▸ **Your instructions**
Tally the lines in these records that hold the string "ingredient", and reply with the number alone.

▸ **Available records**
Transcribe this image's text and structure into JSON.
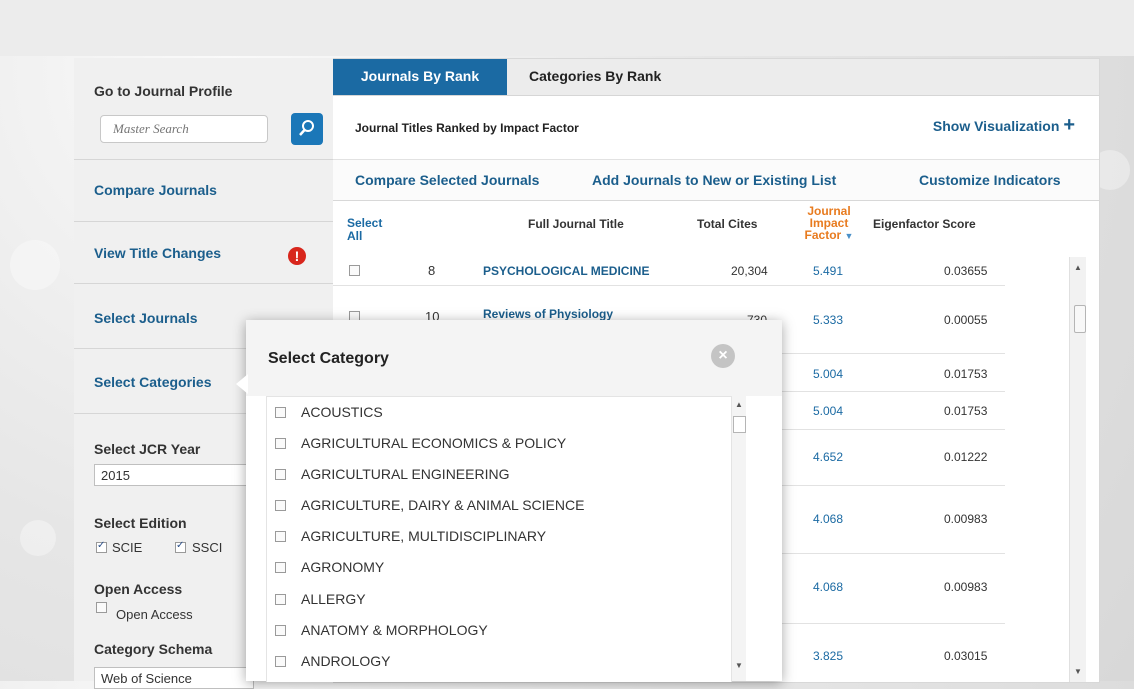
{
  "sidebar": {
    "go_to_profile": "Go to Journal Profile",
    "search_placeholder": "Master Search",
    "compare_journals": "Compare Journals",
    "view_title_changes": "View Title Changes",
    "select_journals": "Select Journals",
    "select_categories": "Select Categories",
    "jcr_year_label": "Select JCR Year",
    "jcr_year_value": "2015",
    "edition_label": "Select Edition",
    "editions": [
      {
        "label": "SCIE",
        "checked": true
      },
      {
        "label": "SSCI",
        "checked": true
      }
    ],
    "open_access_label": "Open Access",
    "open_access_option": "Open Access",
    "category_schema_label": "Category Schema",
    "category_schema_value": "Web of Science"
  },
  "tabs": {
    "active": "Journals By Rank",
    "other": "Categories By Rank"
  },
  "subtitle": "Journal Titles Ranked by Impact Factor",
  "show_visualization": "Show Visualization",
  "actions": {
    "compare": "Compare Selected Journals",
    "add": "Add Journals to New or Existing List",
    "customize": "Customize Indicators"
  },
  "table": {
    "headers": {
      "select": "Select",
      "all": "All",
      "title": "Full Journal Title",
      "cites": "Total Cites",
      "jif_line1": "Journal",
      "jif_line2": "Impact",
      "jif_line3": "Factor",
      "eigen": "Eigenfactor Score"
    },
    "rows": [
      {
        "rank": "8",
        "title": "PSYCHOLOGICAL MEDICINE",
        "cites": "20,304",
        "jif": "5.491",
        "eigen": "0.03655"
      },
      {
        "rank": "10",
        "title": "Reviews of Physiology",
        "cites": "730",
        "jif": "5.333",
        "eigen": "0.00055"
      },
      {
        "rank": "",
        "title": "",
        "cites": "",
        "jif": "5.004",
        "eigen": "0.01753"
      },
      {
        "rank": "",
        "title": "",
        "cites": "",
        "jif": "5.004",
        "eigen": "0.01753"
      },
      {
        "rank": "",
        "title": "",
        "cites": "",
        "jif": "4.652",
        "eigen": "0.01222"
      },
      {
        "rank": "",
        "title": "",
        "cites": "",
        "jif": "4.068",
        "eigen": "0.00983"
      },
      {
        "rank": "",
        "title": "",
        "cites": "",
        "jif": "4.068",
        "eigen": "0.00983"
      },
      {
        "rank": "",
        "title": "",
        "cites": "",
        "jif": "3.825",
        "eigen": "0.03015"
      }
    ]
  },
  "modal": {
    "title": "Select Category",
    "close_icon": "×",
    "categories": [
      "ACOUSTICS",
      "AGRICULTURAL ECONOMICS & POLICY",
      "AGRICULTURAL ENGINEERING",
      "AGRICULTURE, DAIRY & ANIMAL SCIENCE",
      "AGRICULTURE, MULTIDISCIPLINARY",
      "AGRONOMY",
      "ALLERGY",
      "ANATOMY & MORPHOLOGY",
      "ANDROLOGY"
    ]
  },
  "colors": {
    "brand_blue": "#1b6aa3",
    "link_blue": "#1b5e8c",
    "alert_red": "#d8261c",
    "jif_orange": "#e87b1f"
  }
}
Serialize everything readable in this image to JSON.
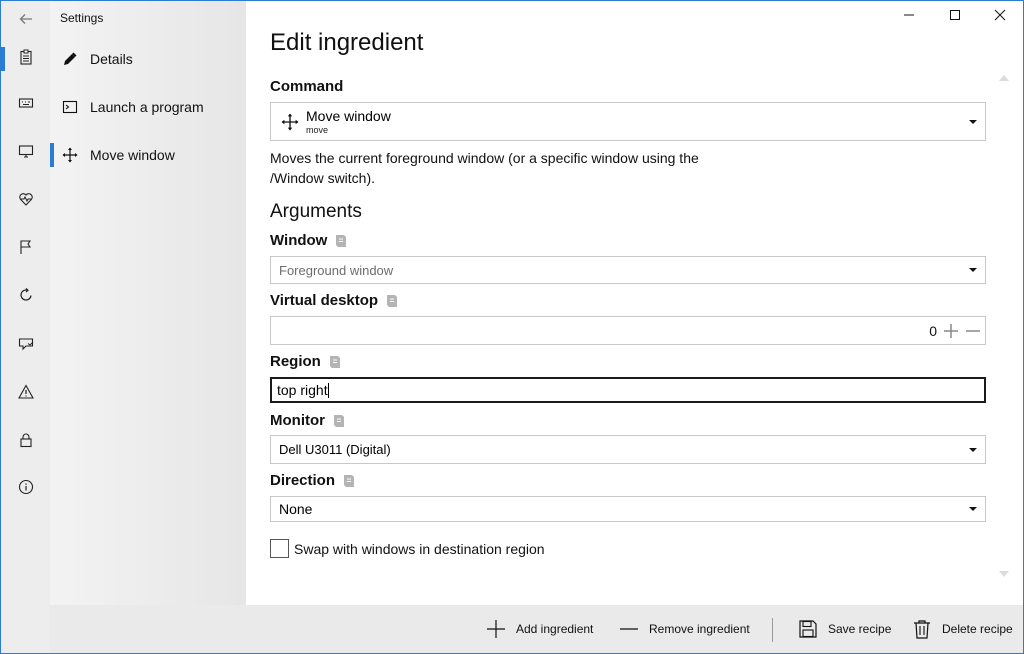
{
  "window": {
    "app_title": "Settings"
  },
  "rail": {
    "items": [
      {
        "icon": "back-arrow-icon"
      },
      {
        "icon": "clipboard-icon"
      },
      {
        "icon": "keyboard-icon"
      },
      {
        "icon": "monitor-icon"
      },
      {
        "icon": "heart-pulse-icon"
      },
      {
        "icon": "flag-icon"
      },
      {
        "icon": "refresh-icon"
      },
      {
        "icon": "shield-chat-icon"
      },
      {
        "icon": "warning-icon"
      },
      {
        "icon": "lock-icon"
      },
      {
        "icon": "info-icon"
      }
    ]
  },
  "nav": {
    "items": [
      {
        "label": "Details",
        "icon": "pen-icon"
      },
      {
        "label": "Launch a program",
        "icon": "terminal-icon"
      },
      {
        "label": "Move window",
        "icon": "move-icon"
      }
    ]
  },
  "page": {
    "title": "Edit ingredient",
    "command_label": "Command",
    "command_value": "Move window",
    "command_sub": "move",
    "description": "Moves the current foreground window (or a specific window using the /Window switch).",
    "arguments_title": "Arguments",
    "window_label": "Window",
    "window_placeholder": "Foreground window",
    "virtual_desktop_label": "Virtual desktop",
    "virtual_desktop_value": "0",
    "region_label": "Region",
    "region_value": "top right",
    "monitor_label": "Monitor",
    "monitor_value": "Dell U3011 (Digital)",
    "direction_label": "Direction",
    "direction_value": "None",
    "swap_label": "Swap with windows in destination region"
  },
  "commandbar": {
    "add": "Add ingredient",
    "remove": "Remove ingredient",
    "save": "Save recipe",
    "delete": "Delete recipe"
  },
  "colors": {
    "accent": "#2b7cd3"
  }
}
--
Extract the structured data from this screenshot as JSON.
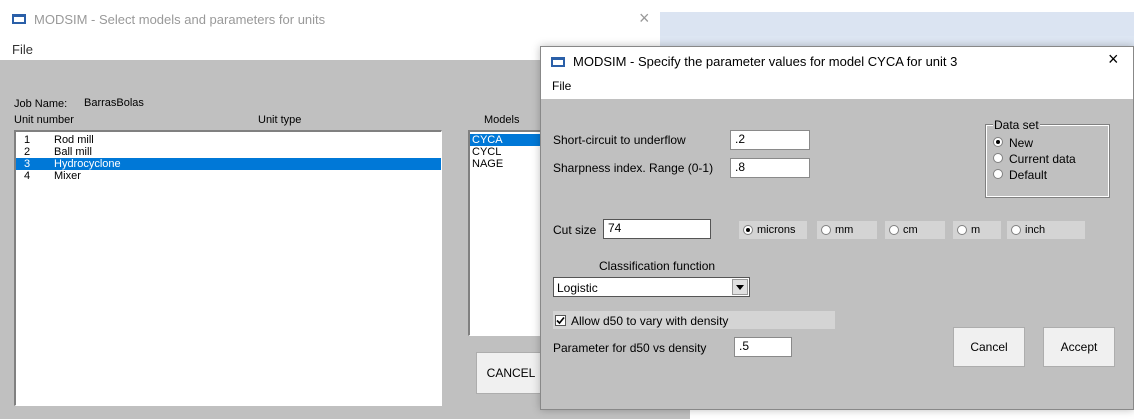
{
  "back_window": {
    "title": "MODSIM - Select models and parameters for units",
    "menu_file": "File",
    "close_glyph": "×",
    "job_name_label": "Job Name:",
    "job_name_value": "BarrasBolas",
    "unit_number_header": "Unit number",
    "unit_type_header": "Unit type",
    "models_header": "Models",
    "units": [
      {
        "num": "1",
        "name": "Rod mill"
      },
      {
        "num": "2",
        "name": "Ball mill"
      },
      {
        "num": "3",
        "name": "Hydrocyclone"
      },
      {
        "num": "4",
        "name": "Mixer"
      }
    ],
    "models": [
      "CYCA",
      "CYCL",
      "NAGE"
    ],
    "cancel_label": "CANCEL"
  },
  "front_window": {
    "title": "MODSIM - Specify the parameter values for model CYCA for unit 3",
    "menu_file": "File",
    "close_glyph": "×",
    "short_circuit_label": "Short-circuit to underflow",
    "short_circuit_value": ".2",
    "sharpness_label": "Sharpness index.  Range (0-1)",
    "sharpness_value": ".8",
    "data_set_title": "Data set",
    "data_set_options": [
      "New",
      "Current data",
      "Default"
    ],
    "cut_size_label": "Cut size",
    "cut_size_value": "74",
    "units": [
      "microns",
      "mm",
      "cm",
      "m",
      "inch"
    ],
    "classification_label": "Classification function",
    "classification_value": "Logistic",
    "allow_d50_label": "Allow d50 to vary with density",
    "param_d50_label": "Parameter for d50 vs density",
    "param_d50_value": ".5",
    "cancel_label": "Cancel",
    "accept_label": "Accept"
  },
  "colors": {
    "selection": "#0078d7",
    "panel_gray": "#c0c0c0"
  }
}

▸ **Output of the exercise**
3